It was also found during the study that while 44 percent of children under eleven confessed to use of steroids in sports, the number got increased from 1.2 to 3.0 percent in case of children who celebrated their 15th birthday.

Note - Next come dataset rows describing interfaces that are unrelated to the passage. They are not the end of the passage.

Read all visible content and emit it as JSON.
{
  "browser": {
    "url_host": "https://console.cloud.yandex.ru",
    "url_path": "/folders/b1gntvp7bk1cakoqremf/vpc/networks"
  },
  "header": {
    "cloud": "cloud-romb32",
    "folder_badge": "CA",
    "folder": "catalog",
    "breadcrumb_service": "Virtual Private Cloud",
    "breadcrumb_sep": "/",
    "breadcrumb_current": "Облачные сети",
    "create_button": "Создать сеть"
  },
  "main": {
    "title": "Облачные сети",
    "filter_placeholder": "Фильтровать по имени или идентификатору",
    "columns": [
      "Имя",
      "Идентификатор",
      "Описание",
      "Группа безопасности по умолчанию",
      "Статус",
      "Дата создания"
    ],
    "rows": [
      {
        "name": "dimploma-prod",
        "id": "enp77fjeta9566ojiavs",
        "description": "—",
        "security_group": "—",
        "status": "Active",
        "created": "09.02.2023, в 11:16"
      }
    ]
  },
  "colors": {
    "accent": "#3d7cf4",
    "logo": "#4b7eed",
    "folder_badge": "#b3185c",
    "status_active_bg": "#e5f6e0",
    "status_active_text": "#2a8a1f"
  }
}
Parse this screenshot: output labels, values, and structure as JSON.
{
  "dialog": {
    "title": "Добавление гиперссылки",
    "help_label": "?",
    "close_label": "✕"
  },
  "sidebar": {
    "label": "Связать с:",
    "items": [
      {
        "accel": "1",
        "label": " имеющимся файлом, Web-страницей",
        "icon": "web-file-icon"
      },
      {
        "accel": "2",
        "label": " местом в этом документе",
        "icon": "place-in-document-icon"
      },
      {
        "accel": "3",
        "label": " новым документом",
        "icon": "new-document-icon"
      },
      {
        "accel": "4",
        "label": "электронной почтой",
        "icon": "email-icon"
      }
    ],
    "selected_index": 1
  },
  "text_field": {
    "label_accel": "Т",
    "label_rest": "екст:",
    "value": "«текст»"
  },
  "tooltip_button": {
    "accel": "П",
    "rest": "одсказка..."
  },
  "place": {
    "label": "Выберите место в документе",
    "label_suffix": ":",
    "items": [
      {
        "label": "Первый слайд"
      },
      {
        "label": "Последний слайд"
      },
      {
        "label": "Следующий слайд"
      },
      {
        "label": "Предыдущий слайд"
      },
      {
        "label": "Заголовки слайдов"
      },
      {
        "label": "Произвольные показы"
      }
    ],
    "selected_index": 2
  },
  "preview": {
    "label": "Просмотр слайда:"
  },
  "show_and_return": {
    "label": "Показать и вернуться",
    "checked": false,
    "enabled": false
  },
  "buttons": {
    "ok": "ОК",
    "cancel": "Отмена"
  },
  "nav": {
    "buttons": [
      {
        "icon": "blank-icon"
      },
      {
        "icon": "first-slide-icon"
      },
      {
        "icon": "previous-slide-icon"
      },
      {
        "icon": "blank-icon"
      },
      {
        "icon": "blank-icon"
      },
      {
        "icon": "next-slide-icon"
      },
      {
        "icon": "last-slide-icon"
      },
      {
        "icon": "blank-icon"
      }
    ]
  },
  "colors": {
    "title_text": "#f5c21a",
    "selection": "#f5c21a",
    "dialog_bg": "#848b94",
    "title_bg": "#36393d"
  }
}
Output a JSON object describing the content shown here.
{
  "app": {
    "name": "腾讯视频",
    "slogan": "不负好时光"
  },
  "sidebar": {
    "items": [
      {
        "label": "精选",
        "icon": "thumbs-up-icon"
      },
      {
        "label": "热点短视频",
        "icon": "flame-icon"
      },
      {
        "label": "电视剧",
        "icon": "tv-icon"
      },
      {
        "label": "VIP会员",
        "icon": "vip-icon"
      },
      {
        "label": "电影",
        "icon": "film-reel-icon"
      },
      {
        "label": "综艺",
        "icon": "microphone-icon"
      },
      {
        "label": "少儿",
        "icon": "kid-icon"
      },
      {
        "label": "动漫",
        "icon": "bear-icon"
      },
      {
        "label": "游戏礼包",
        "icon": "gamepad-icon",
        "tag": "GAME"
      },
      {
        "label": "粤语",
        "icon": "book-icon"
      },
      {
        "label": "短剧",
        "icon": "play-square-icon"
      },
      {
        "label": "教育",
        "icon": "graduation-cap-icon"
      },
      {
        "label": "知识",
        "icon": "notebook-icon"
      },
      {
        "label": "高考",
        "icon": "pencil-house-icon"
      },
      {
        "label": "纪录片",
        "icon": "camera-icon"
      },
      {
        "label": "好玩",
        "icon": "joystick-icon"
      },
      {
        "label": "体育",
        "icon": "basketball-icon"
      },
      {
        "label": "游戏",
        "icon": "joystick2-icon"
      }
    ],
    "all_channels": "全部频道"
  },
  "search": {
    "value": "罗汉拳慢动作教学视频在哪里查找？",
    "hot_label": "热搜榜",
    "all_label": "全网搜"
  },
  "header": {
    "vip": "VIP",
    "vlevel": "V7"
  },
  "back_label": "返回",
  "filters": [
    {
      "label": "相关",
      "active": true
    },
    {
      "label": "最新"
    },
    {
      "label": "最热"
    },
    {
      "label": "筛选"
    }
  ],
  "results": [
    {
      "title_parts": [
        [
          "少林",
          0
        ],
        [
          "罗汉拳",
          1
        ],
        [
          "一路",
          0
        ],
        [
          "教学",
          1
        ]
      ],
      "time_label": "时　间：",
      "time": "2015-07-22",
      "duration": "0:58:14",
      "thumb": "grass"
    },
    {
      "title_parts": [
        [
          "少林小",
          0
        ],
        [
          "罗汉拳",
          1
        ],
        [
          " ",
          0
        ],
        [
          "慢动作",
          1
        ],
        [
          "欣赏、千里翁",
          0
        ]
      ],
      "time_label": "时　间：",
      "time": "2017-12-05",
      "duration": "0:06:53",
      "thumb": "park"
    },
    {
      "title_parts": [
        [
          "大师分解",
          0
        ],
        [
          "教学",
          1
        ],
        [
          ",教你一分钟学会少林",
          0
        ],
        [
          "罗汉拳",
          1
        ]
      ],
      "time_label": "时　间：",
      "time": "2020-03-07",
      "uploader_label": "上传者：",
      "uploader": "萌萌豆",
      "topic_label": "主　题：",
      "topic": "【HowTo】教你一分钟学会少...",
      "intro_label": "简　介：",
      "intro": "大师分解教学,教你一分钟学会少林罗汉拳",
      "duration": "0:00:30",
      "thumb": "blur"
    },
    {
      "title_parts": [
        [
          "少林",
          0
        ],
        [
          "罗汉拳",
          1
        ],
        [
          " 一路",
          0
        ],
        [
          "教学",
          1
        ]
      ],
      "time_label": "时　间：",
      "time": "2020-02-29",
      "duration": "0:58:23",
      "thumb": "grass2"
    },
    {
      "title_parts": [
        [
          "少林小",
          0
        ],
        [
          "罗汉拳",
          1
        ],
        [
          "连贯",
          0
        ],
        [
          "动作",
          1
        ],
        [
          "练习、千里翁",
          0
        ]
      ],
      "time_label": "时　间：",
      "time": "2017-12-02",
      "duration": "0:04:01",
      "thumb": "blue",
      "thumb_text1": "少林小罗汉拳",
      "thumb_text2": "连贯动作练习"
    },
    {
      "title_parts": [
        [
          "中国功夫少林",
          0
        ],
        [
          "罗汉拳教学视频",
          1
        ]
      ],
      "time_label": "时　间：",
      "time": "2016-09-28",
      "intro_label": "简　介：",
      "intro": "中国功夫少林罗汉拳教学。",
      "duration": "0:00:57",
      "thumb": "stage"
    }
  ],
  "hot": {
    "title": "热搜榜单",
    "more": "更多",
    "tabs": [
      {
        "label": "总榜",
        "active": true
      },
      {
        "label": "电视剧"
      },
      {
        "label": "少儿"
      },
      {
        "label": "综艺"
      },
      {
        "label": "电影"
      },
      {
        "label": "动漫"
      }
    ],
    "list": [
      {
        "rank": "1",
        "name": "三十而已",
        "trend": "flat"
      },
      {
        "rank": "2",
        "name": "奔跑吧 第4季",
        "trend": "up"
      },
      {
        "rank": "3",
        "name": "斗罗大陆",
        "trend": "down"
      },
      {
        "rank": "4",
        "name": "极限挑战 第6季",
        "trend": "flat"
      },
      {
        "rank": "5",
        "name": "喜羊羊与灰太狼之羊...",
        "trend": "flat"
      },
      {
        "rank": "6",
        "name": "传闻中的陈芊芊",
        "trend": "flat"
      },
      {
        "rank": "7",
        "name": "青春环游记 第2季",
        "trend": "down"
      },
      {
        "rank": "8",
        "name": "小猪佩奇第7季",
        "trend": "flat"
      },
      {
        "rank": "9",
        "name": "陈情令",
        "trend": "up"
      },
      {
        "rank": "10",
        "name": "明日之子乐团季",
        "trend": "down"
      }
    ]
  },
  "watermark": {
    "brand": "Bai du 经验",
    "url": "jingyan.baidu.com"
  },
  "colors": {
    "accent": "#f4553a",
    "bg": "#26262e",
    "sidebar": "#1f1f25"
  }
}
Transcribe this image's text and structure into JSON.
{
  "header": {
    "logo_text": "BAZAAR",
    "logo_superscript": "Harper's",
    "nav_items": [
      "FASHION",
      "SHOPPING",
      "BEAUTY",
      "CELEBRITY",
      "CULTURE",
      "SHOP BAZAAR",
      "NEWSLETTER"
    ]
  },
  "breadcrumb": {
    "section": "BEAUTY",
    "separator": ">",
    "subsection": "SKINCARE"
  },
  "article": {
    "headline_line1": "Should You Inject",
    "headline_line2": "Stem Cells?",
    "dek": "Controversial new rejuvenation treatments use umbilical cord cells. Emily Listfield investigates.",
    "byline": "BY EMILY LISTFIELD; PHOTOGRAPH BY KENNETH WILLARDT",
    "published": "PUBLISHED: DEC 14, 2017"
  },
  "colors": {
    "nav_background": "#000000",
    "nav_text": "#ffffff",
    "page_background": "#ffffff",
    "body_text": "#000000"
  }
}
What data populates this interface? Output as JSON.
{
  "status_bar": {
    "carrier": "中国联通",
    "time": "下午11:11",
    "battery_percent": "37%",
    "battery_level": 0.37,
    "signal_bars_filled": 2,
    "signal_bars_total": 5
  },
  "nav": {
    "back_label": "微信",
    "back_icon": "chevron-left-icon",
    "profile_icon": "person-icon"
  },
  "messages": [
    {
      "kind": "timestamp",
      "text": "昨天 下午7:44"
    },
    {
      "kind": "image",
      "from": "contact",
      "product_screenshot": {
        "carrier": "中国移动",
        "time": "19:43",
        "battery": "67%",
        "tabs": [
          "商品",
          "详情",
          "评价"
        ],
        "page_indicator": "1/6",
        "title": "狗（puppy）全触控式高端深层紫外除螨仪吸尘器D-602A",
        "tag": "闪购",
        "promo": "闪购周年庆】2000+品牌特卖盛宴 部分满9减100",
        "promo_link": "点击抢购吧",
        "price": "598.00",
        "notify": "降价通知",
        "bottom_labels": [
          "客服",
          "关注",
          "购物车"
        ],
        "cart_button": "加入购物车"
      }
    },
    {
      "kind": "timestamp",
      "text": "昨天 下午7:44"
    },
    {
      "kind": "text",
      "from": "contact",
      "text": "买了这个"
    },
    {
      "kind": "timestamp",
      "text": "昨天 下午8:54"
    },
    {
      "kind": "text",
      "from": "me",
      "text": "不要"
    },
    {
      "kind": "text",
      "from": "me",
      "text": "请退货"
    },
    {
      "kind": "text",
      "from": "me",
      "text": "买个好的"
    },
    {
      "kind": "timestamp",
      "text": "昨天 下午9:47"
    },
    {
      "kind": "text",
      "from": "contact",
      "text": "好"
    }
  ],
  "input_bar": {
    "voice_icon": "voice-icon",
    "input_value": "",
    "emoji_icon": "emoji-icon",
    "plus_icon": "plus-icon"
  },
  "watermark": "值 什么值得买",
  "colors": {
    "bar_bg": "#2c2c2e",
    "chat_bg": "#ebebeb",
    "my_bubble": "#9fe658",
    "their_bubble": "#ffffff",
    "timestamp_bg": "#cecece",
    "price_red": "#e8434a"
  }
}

This study was concerned with the use of drugs banned under the World Anti-Doping Agency International Standard and involved answers to questions asked from 3,500 eleven-year olds.